Recently, I was invited to attend a deeply radical event at a large church in a major Midwestern city.  It was a prayer meeting for Egypt, for Egypt’s new president and its Islamist government, and for the protection of Christian believers in the Islamic Middle East.  The prayer meeting was hosted by an Arabic-speaking pastor who had just returned from Egypt, who shared his personal observations with those in attendance.  At the meeting, we prayed fervently for Egypt’s new president, Mohammed Morsi, the Islamicist and representative for the Moslem Brotherhood, who was recently inaugurated.

Several weeks ago, upon the news of his selection as president, President Obama immediately called to congratulate President-elect Morsi, and media reports stated that the President had urged Mr. Morsi to respect the rights of women and Christians.  I am sure that President Morsi responded by saying, in essence, “Barry, my dear son, of course, I shall!  Oh, and don’t forget we will need much more foreign aid; in fact, we will need the same amount as you give to our dear Moslem brethren, the Pakistanis!  And if you can mention the same to our friends at the IMF!  We are running out of cash and foreign reserves.”

At this point, however, Egypt does not have a constitution, and it is unclear what are the exact powers and duties of President Morsi.  During the presidential campaign, candidate Morsi said that he would, if elected, continue to follow all of the existing treaties and agreements that Egypt has made.  Presumably, this would have included the Camp David Accords of 1979 (check) in which Egypt and Israel made peace.  This agreement, hammered out under the auspices of then President Carter, would lead to the assassinations of both Israeli Prime Minister Menachim Begun and Egyptian President Anwar Sadat.  After President Sadat’s assassination in 1979, Vice President Hosni Mubarak became president of Egypt and ruled for 30 years until he was deposed in February 2011.  On the day that President Mubarak was overthrown, the United States director of national intelligence, told the world that there was nothing to fear from the Moslem Brotherhood as it was “largely secular.”

However, this is not true at all.  As I noted in another related blog this past April:

The Egyptian Moslem Brotherhood has, since its inception in 1928, sought to impose the Koran as the “sole reference point for . . . ordering the life of the Moslem family, individual, community . . . and state.”  It is one of the largest Islamist movements seeking to establish an Islamic hegemony over the world.  Its creed is quite explicit: “Allah is our objective, the Koran is our constitution, the Prophet is our leader, Jihad is our way, and death for the sake of Allah is the highest of our aspirations.”  Consistent with this, in October 2010, the Supreme Guide of the Brotherhood called for a jihad against the United States.
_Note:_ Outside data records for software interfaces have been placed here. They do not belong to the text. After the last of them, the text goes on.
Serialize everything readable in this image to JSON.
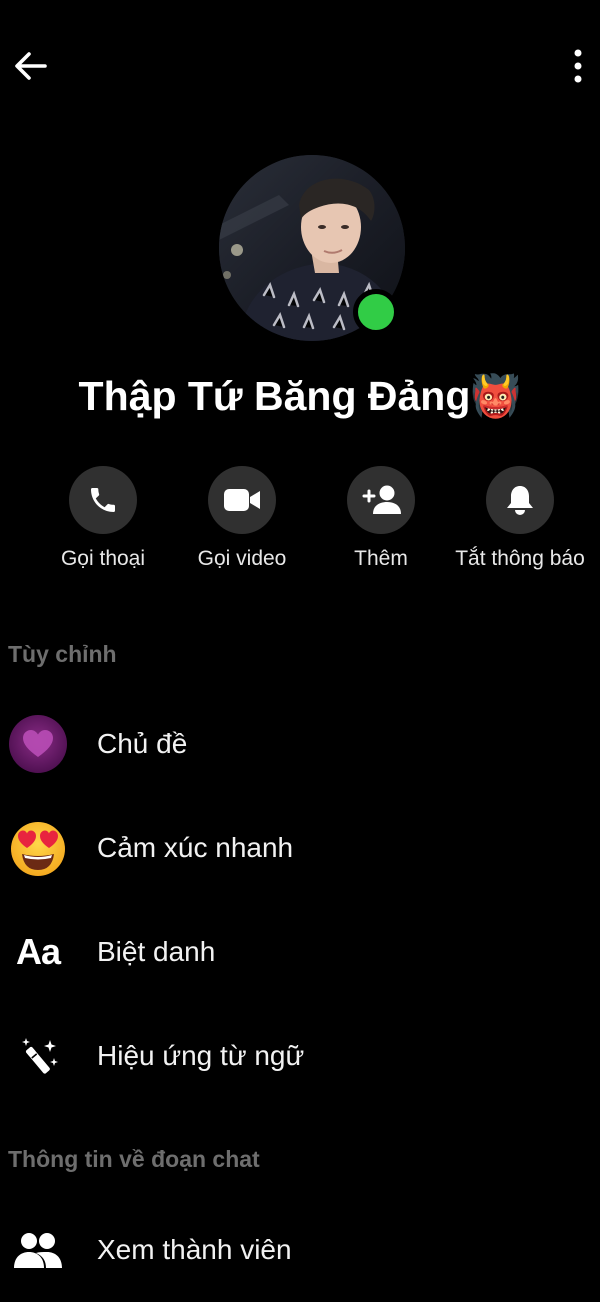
{
  "header": {
    "back_icon": "arrow-left-icon",
    "more_icon": "more-vertical-icon"
  },
  "profile": {
    "name": "Thập Tứ Băng Đảng👹",
    "online": true,
    "status_color": "#31cc46"
  },
  "actions": [
    {
      "label": "Gọi thoại",
      "icon": "phone-icon"
    },
    {
      "label": "Gọi video",
      "icon": "video-camera-icon"
    },
    {
      "label": "Thêm",
      "icon": "add-person-icon"
    },
    {
      "label": "Tắt thông báo",
      "icon": "bell-icon"
    }
  ],
  "sections": {
    "customize": {
      "title": "Tùy chỉnh",
      "items": [
        {
          "label": "Chủ đề",
          "icon": "theme-heart-icon"
        },
        {
          "label": "Cảm xúc nhanh",
          "icon": "heart-eyes-emoji-icon"
        },
        {
          "label": "Biệt danh",
          "icon": "aa-text-icon",
          "glyph": "Aa"
        },
        {
          "label": "Hiệu ứng từ ngữ",
          "icon": "magic-wand-icon"
        }
      ]
    },
    "chat_info": {
      "title": "Thông tin về đoạn chat",
      "items": [
        {
          "label": "Xem thành viên",
          "icon": "people-icon"
        }
      ]
    }
  },
  "colors": {
    "background": "#000000",
    "action_circle": "#303030",
    "section_title": "#6e6e6e",
    "online": "#31cc46",
    "theme_purple": "#6b1f6e"
  }
}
Of course, Christians in Egypt are deeply concerned.  Naguib Sawiris, a Coptic Christian businessman, who joined a liberal bloc in voicing opposition to the Muslim Brotherhood, said he expects the new president to send a reassuring message to Egypt’s Christian minority who represent around ten percent of Egypt’s population of 85 million.  In a television interview, Mr. Sawiris said, “There are fears of imposing an Islamic state where Christians don’t have same rights, . . . [but President Morsi] is required to prove the opposite. . . We don’t want speeches or promises, but in the coming period, it is about taking action. . . . He was not our choice, but we are accepting it is a democratic choice.”

If you wish to learn more about the threat posed by the Moslem Brotherhood in the United States, I have been watching an informative ten-part course produced in cooperation with Frank Gaffney and the Center for Security Policy, it warns of the danger posed to each of us by agents of the Moslem Brotherhood who have infiltrated into the deepest recesses of the State and Justice Departments, and the Department of Defense.  You might also want to share the course with your friends and colleagues.  For my international readers, you are likely to find the same Islamist infiltration in your countries.  Please continue to pray fervently for our persecuted Christian brethren throughout the Islamic Middle East.